* [Problem]:
Where a line below holds the string "name", copy that line.

Excerpts from an interface dataset
■ ■ ■

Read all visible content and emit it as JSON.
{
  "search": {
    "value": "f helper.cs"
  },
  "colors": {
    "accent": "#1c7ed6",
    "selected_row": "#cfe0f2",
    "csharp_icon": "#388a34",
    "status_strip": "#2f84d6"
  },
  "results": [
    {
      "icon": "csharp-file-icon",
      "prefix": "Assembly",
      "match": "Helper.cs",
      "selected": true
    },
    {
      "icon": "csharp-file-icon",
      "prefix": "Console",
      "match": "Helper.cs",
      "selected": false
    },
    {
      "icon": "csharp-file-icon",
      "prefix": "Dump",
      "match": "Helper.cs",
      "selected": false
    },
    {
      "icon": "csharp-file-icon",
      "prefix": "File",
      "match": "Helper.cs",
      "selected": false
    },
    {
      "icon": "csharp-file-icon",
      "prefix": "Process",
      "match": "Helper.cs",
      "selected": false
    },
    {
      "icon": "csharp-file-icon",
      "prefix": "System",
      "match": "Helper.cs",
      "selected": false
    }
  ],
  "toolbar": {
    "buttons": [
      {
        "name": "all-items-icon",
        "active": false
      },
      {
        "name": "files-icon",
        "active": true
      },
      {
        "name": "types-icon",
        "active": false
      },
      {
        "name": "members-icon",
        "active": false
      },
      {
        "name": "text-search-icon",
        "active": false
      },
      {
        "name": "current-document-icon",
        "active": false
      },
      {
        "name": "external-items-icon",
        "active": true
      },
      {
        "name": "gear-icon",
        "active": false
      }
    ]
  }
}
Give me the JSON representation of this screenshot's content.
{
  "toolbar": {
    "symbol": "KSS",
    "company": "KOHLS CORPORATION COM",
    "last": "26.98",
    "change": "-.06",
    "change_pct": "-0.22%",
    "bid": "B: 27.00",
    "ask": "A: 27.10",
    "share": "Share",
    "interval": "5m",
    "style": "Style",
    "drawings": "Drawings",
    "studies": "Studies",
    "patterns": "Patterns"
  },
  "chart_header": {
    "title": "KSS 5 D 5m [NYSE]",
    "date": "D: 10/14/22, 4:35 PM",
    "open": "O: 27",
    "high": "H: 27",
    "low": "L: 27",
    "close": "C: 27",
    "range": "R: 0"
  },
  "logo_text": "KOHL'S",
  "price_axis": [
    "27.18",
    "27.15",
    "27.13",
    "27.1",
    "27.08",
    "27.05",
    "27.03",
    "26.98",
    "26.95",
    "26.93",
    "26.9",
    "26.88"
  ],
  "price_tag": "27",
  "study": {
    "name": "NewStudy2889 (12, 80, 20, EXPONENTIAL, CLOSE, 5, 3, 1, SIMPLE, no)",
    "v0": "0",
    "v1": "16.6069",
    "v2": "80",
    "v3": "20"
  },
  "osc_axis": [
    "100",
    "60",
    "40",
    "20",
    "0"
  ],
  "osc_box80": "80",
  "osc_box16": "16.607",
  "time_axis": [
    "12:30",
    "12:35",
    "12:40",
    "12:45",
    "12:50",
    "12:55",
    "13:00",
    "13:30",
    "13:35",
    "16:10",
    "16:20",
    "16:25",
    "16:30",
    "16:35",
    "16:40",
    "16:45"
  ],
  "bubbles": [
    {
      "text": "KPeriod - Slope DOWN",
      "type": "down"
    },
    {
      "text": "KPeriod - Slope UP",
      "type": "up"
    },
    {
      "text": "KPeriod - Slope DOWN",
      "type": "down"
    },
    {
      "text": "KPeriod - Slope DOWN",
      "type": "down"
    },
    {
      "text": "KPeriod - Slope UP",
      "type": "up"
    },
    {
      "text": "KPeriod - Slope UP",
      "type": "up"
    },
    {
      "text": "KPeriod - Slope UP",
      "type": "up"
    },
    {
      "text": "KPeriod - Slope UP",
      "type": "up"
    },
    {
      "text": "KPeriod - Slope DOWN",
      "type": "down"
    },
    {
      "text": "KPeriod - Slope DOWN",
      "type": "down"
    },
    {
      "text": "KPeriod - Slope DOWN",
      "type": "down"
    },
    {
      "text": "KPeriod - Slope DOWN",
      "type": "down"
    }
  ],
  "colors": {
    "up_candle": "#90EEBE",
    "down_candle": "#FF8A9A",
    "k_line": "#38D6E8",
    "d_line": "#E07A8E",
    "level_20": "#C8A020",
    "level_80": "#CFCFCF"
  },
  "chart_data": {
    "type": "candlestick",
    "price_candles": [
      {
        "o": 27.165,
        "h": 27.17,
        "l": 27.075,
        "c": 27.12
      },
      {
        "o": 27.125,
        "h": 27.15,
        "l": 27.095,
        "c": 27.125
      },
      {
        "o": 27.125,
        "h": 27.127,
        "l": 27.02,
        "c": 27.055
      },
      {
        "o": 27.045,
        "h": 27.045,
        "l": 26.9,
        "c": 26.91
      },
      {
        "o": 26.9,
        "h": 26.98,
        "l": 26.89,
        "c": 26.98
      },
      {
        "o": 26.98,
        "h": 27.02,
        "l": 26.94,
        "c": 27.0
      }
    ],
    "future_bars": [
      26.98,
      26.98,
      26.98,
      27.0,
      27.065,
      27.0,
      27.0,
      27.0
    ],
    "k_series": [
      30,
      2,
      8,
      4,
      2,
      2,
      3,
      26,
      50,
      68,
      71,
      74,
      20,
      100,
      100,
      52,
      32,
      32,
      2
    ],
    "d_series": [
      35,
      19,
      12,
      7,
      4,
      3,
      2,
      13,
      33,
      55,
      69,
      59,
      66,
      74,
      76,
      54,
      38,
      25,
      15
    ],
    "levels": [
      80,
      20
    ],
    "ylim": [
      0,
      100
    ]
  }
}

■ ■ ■

* [Answer area]:
        "name": "all-items-icon",
        "name": "files-icon",
        "name": "types-icon",
        "name": "members-icon",
        "name": "text-search-icon",
        "name": "current-document-icon",
        "name": "external-items-icon",
        "name": "gear-icon",
    "name": "NewStudy2889 (12, 80, 20, EXPONENTIAL, CLOSE, 5, 3, 1, SIMPLE, no)",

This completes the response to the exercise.